## WORK INSTRUCTIONS
The records that follow are to be printed exactly, with no images.

## RECORDS PROVIDED
--

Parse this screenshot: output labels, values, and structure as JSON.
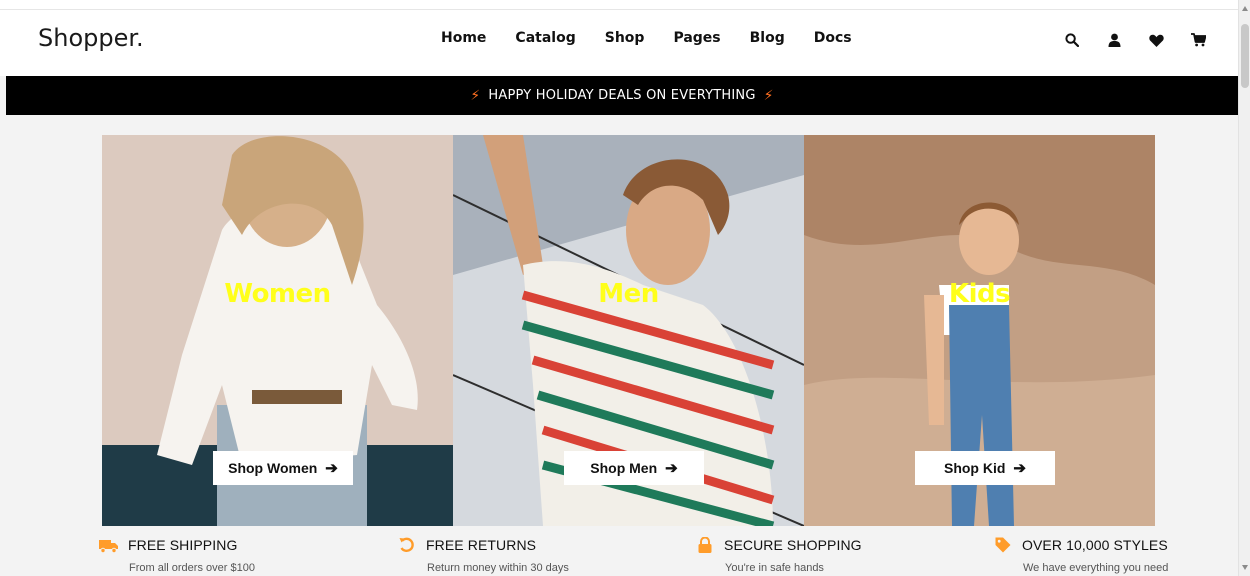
{
  "brand": "Shopper.",
  "nav": [
    "Home",
    "Catalog",
    "Shop",
    "Pages",
    "Blog",
    "Docs"
  ],
  "header_icons": [
    "search-icon",
    "user-icon",
    "heart-icon",
    "cart-icon"
  ],
  "promo": {
    "text": "HAPPY HOLIDAY DEALS ON EVERYTHING",
    "bolt_color": "#ff6f20"
  },
  "categories": [
    {
      "title": "Women",
      "button": "Shop Women"
    },
    {
      "title": "Men",
      "button": "Shop Men"
    },
    {
      "title": "Kids",
      "button": "Shop Kid"
    }
  ],
  "features": [
    {
      "icon": "truck-icon",
      "title": "FREE SHIPPING",
      "subtitle": "From all orders over $100"
    },
    {
      "icon": "return-icon",
      "title": "FREE RETURNS",
      "subtitle": "Return money within 30 days"
    },
    {
      "icon": "lock-icon",
      "title": "SECURE SHOPPING",
      "subtitle": "You're in safe hands"
    },
    {
      "icon": "tag-icon",
      "title": "OVER 10,000 STYLES",
      "subtitle": "We have everything you need"
    }
  ],
  "colors": {
    "accent": "#ff9c2a",
    "title_yellow": "#ffff1a"
  }
}
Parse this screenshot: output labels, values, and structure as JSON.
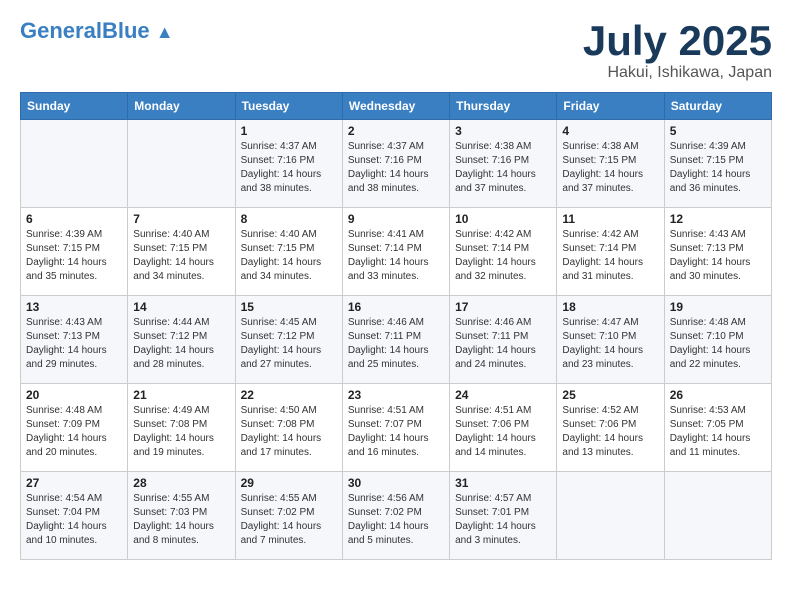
{
  "header": {
    "logo_general": "General",
    "logo_blue": "Blue",
    "title": "July 2025",
    "subtitle": "Hakui, Ishikawa, Japan"
  },
  "weekdays": [
    "Sunday",
    "Monday",
    "Tuesday",
    "Wednesday",
    "Thursday",
    "Friday",
    "Saturday"
  ],
  "weeks": [
    [
      {
        "day": "",
        "info": ""
      },
      {
        "day": "",
        "info": ""
      },
      {
        "day": "1",
        "info": "Sunrise: 4:37 AM\nSunset: 7:16 PM\nDaylight: 14 hours\nand 38 minutes."
      },
      {
        "day": "2",
        "info": "Sunrise: 4:37 AM\nSunset: 7:16 PM\nDaylight: 14 hours\nand 38 minutes."
      },
      {
        "day": "3",
        "info": "Sunrise: 4:38 AM\nSunset: 7:16 PM\nDaylight: 14 hours\nand 37 minutes."
      },
      {
        "day": "4",
        "info": "Sunrise: 4:38 AM\nSunset: 7:15 PM\nDaylight: 14 hours\nand 37 minutes."
      },
      {
        "day": "5",
        "info": "Sunrise: 4:39 AM\nSunset: 7:15 PM\nDaylight: 14 hours\nand 36 minutes."
      }
    ],
    [
      {
        "day": "6",
        "info": "Sunrise: 4:39 AM\nSunset: 7:15 PM\nDaylight: 14 hours\nand 35 minutes."
      },
      {
        "day": "7",
        "info": "Sunrise: 4:40 AM\nSunset: 7:15 PM\nDaylight: 14 hours\nand 34 minutes."
      },
      {
        "day": "8",
        "info": "Sunrise: 4:40 AM\nSunset: 7:15 PM\nDaylight: 14 hours\nand 34 minutes."
      },
      {
        "day": "9",
        "info": "Sunrise: 4:41 AM\nSunset: 7:14 PM\nDaylight: 14 hours\nand 33 minutes."
      },
      {
        "day": "10",
        "info": "Sunrise: 4:42 AM\nSunset: 7:14 PM\nDaylight: 14 hours\nand 32 minutes."
      },
      {
        "day": "11",
        "info": "Sunrise: 4:42 AM\nSunset: 7:14 PM\nDaylight: 14 hours\nand 31 minutes."
      },
      {
        "day": "12",
        "info": "Sunrise: 4:43 AM\nSunset: 7:13 PM\nDaylight: 14 hours\nand 30 minutes."
      }
    ],
    [
      {
        "day": "13",
        "info": "Sunrise: 4:43 AM\nSunset: 7:13 PM\nDaylight: 14 hours\nand 29 minutes."
      },
      {
        "day": "14",
        "info": "Sunrise: 4:44 AM\nSunset: 7:12 PM\nDaylight: 14 hours\nand 28 minutes."
      },
      {
        "day": "15",
        "info": "Sunrise: 4:45 AM\nSunset: 7:12 PM\nDaylight: 14 hours\nand 27 minutes."
      },
      {
        "day": "16",
        "info": "Sunrise: 4:46 AM\nSunset: 7:11 PM\nDaylight: 14 hours\nand 25 minutes."
      },
      {
        "day": "17",
        "info": "Sunrise: 4:46 AM\nSunset: 7:11 PM\nDaylight: 14 hours\nand 24 minutes."
      },
      {
        "day": "18",
        "info": "Sunrise: 4:47 AM\nSunset: 7:10 PM\nDaylight: 14 hours\nand 23 minutes."
      },
      {
        "day": "19",
        "info": "Sunrise: 4:48 AM\nSunset: 7:10 PM\nDaylight: 14 hours\nand 22 minutes."
      }
    ],
    [
      {
        "day": "20",
        "info": "Sunrise: 4:48 AM\nSunset: 7:09 PM\nDaylight: 14 hours\nand 20 minutes."
      },
      {
        "day": "21",
        "info": "Sunrise: 4:49 AM\nSunset: 7:08 PM\nDaylight: 14 hours\nand 19 minutes."
      },
      {
        "day": "22",
        "info": "Sunrise: 4:50 AM\nSunset: 7:08 PM\nDaylight: 14 hours\nand 17 minutes."
      },
      {
        "day": "23",
        "info": "Sunrise: 4:51 AM\nSunset: 7:07 PM\nDaylight: 14 hours\nand 16 minutes."
      },
      {
        "day": "24",
        "info": "Sunrise: 4:51 AM\nSunset: 7:06 PM\nDaylight: 14 hours\nand 14 minutes."
      },
      {
        "day": "25",
        "info": "Sunrise: 4:52 AM\nSunset: 7:06 PM\nDaylight: 14 hours\nand 13 minutes."
      },
      {
        "day": "26",
        "info": "Sunrise: 4:53 AM\nSunset: 7:05 PM\nDaylight: 14 hours\nand 11 minutes."
      }
    ],
    [
      {
        "day": "27",
        "info": "Sunrise: 4:54 AM\nSunset: 7:04 PM\nDaylight: 14 hours\nand 10 minutes."
      },
      {
        "day": "28",
        "info": "Sunrise: 4:55 AM\nSunset: 7:03 PM\nDaylight: 14 hours\nand 8 minutes."
      },
      {
        "day": "29",
        "info": "Sunrise: 4:55 AM\nSunset: 7:02 PM\nDaylight: 14 hours\nand 7 minutes."
      },
      {
        "day": "30",
        "info": "Sunrise: 4:56 AM\nSunset: 7:02 PM\nDaylight: 14 hours\nand 5 minutes."
      },
      {
        "day": "31",
        "info": "Sunrise: 4:57 AM\nSunset: 7:01 PM\nDaylight: 14 hours\nand 3 minutes."
      },
      {
        "day": "",
        "info": ""
      },
      {
        "day": "",
        "info": ""
      }
    ]
  ]
}
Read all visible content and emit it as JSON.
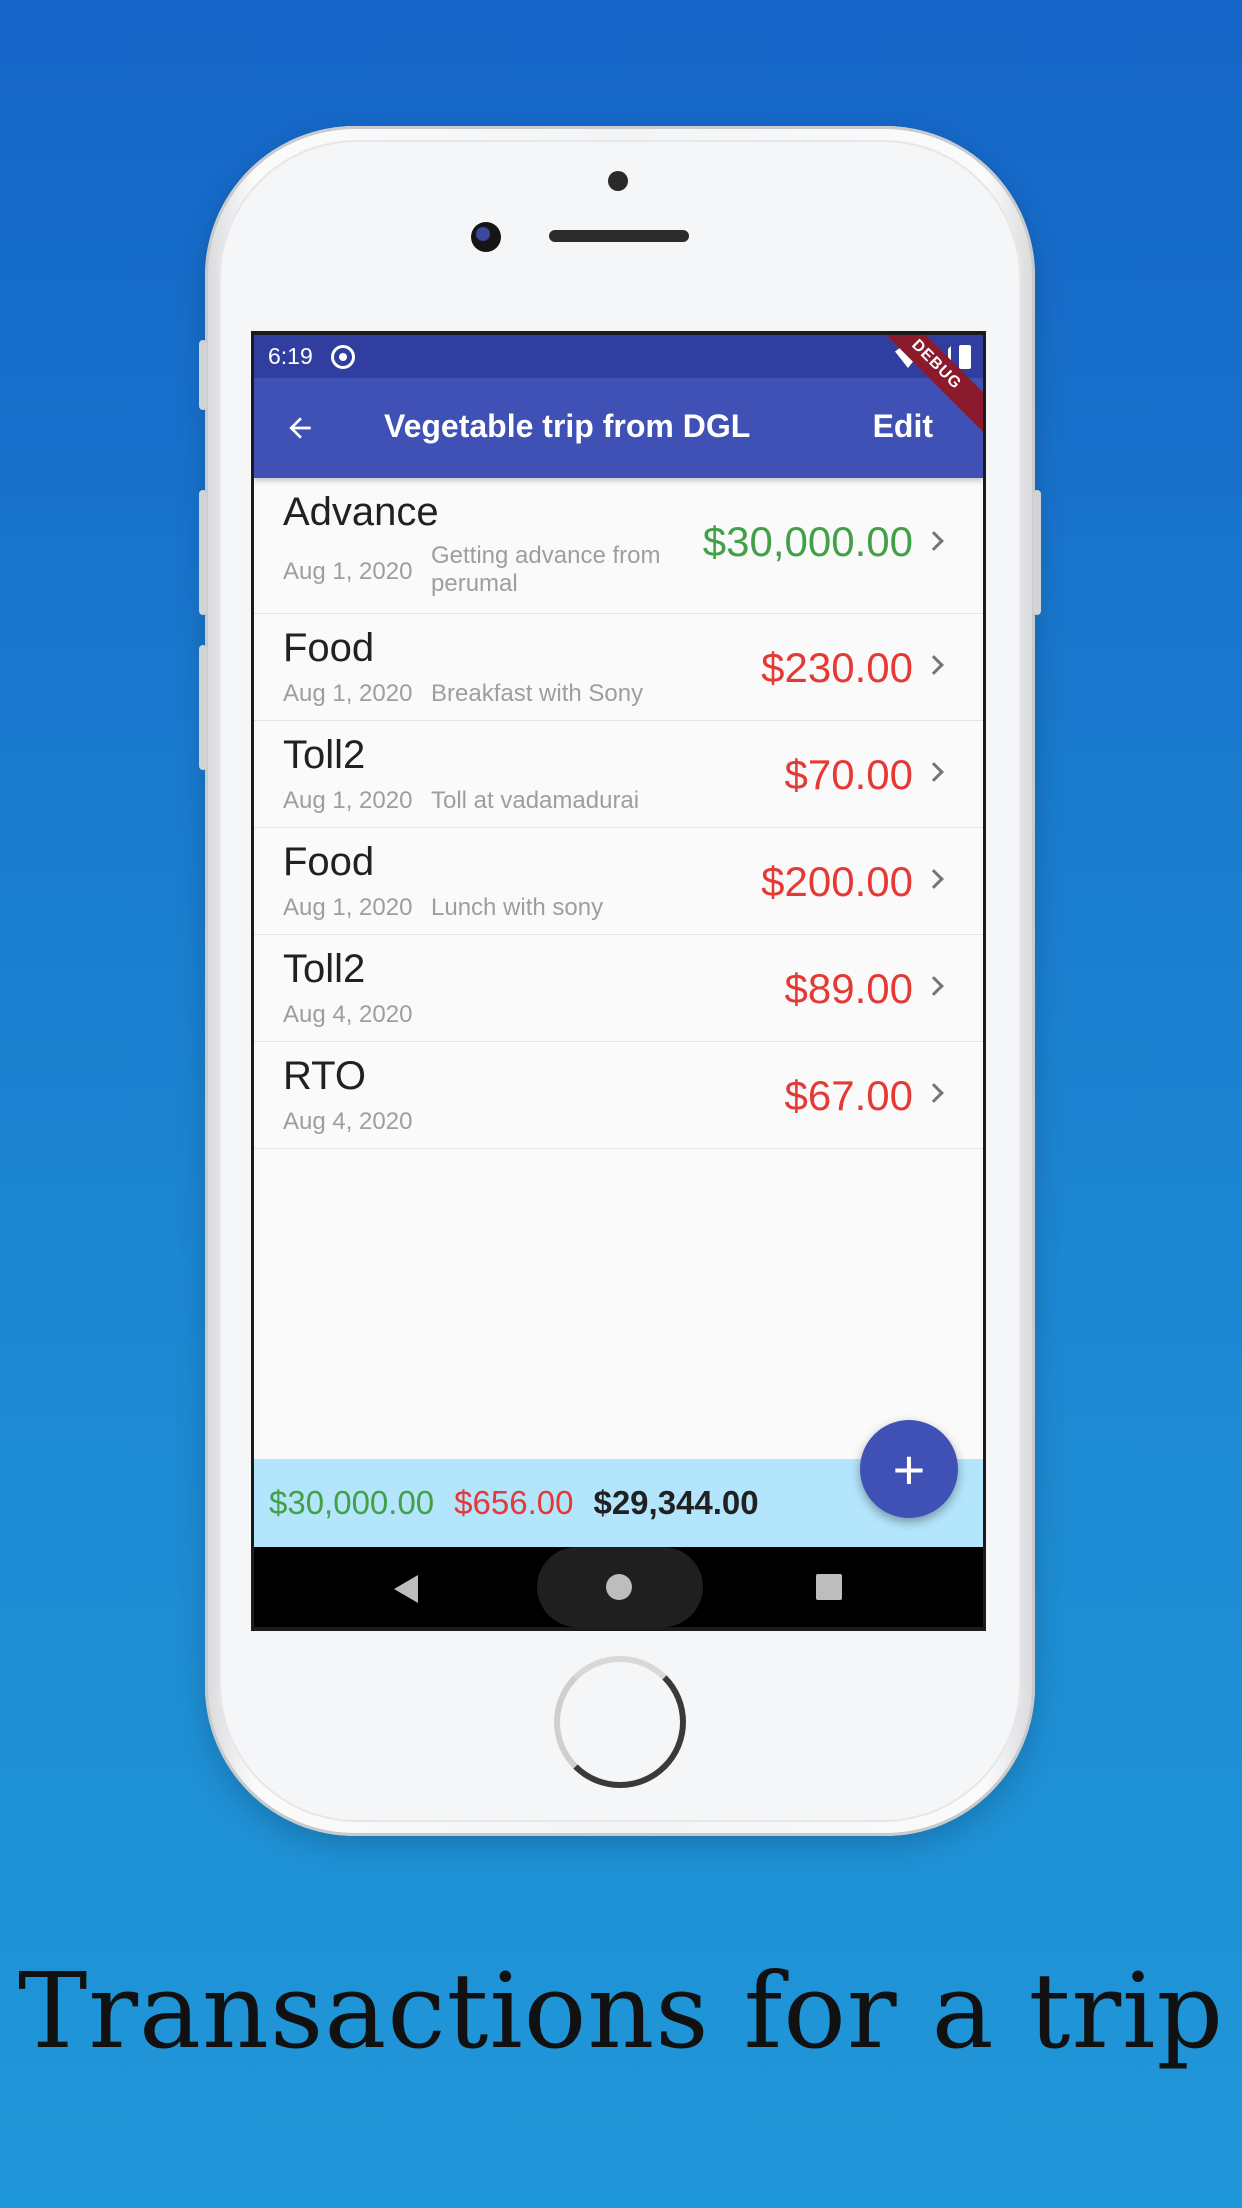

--

## SOLVED EXERCISE
Parse this screenshot: output labels, values, and structure as JSON.
{
  "brand": "Shopper.",
  "nav": [
    "Home",
    "Catalog",
    "Shop",
    "Pages",
    "Blog",
    "Docs"
  ],
  "header_icons": [
    "search-icon",
    "user-icon",
    "heart-icon",
    "cart-icon"
  ],
  "promo": {
    "text": "HAPPY HOLIDAY DEALS ON EVERYTHING",
    "bolt_color": "#ff6f20"
  },
  "categories": [
    {
      "title": "Women",
      "button": "Shop Women"
    },
    {
      "title": "Men",
      "button": "Shop Men"
    },
    {
      "title": "Kids",
      "button": "Shop Kid"
    }
  ],
  "features": [
    {
      "icon": "truck-icon",
      "title": "FREE SHIPPING",
      "subtitle": "From all orders over $100"
    },
    {
      "icon": "return-icon",
      "title": "FREE RETURNS",
      "subtitle": "Return money within 30 days"
    },
    {
      "icon": "lock-icon",
      "title": "SECURE SHOPPING",
      "subtitle": "You're in safe hands"
    },
    {
      "icon": "tag-icon",
      "title": "OVER 10,000 STYLES",
      "subtitle": "We have everything you need"
    }
  ],
  "colors": {
    "accent": "#ff9c2a",
    "title_yellow": "#ffff1a"
  }
}
Parse this screenshot: output labels, values, and structure as JSON.
{
  "header": {
    "logo_general": "General",
    "logo_blue": "Blue",
    "title": "July 2025",
    "subtitle": "Hakui, Ishikawa, Japan"
  },
  "weekdays": [
    "Sunday",
    "Monday",
    "Tuesday",
    "Wednesday",
    "Thursday",
    "Friday",
    "Saturday"
  ],
  "weeks": [
    [
      {
        "day": "",
        "info": ""
      },
      {
        "day": "",
        "info": ""
      },
      {
        "day": "1",
        "info": "Sunrise: 4:37 AM\nSunset: 7:16 PM\nDaylight: 14 hours\nand 38 minutes."
      },
      {
        "day": "2",
        "info": "Sunrise: 4:37 AM\nSunset: 7:16 PM\nDaylight: 14 hours\nand 38 minutes."
      },
      {
        "day": "3",
        "info": "Sunrise: 4:38 AM\nSunset: 7:16 PM\nDaylight: 14 hours\nand 37 minutes."
      },
      {
        "day": "4",
        "info": "Sunrise: 4:38 AM\nSunset: 7:15 PM\nDaylight: 14 hours\nand 37 minutes."
      },
      {
        "day": "5",
        "info": "Sunrise: 4:39 AM\nSunset: 7:15 PM\nDaylight: 14 hours\nand 36 minutes."
      }
    ],
    [
      {
        "day": "6",
        "info": "Sunrise: 4:39 AM\nSunset: 7:15 PM\nDaylight: 14 hours\nand 35 minutes."
      },
      {
        "day": "7",
        "info": "Sunrise: 4:40 AM\nSunset: 7:15 PM\nDaylight: 14 hours\nand 34 minutes."
      },
      {
        "day": "8",
        "info": "Sunrise: 4:40 AM\nSunset: 7:15 PM\nDaylight: 14 hours\nand 34 minutes."
      },
      {
        "day": "9",
        "info": "Sunrise: 4:41 AM\nSunset: 7:14 PM\nDaylight: 14 hours\nand 33 minutes."
      },
      {
        "day": "10",
        "info": "Sunrise: 4:42 AM\nSunset: 7:14 PM\nDaylight: 14 hours\nand 32 minutes."
      },
      {
        "day": "11",
        "info": "Sunrise: 4:42 AM\nSunset: 7:14 PM\nDaylight: 14 hours\nand 31 minutes."
      },
      {
        "day": "12",
        "info": "Sunrise: 4:43 AM\nSunset: 7:13 PM\nDaylight: 14 hours\nand 30 minutes."
      }
    ],
    [
      {
        "day": "13",
        "info": "Sunrise: 4:43 AM\nSunset: 7:13 PM\nDaylight: 14 hours\nand 29 minutes."
      },
      {
        "day": "14",
        "info": "Sunrise: 4:44 AM\nSunset: 7:12 PM\nDaylight: 14 hours\nand 28 minutes."
      },
      {
        "day": "15",
        "info": "Sunrise: 4:45 AM\nSunset: 7:12 PM\nDaylight: 14 hours\nand 27 minutes."
      },
      {
        "day": "16",
        "info": "Sunrise: 4:46 AM\nSunset: 7:11 PM\nDaylight: 14 hours\nand 25 minutes."
      },
      {
        "day": "17",
        "info": "Sunrise: 4:46 AM\nSunset: 7:11 PM\nDaylight: 14 hours\nand 24 minutes."
      },
      {
        "day": "18",
        "info": "Sunrise: 4:47 AM\nSunset: 7:10 PM\nDaylight: 14 hours\nand 23 minutes."
      },
      {
        "day": "19",
        "info": "Sunrise: 4:48 AM\nSunset: 7:10 PM\nDaylight: 14 hours\nand 22 minutes."
      }
    ],
    [
      {
        "day": "20",
        "info": "Sunrise: 4:48 AM\nSunset: 7:09 PM\nDaylight: 14 hours\nand 20 minutes."
      },
      {
        "day": "21",
        "info": "Sunrise: 4:49 AM\nSunset: 7:08 PM\nDaylight: 14 hours\nand 19 minutes."
      },
      {
        "day": "22",
        "info": "Sunrise: 4:50 AM\nSunset: 7:08 PM\nDaylight: 14 hours\nand 17 minutes."
      },
      {
        "day": "23",
        "info": "Sunrise: 4:51 AM\nSunset: 7:07 PM\nDaylight: 14 hours\nand 16 minutes."
      },
      {
        "day": "24",
        "info": "Sunrise: 4:51 AM\nSunset: 7:06 PM\nDaylight: 14 hours\nand 14 minutes."
      },
      {
        "day": "25",
        "info": "Sunrise: 4:52 AM\nSunset: 7:06 PM\nDaylight: 14 hours\nand 13 minutes."
      },
      {
        "day": "26",
        "info": "Sunrise: 4:53 AM\nSunset: 7:05 PM\nDaylight: 14 hours\nand 11 minutes."
      }
    ],
    [
      {
        "day": "27",
        "info": "Sunrise: 4:54 AM\nSunset: 7:04 PM\nDaylight: 14 hours\nand 10 minutes."
      },
      {
        "day": "28",
        "info": "Sunrise: 4:55 AM\nSunset: 7:03 PM\nDaylight: 14 hours\nand 8 minutes."
      },
      {
        "day": "29",
        "info": "Sunrise: 4:55 AM\nSunset: 7:02 PM\nDaylight: 14 hours\nand 7 minutes."
      },
      {
        "day": "30",
        "info": "Sunrise: 4:56 AM\nSunset: 7:02 PM\nDaylight: 14 hours\nand 5 minutes."
      },
      {
        "day": "31",
        "info": "Sunrise: 4:57 AM\nSunset: 7:01 PM\nDaylight: 14 hours\nand 3 minutes."
      },
      {
        "day": "",
        "info": ""
      },
      {
        "day": "",
        "info": ""
      }
    ]
  ]
}
Read all visible content and emit it as JSON.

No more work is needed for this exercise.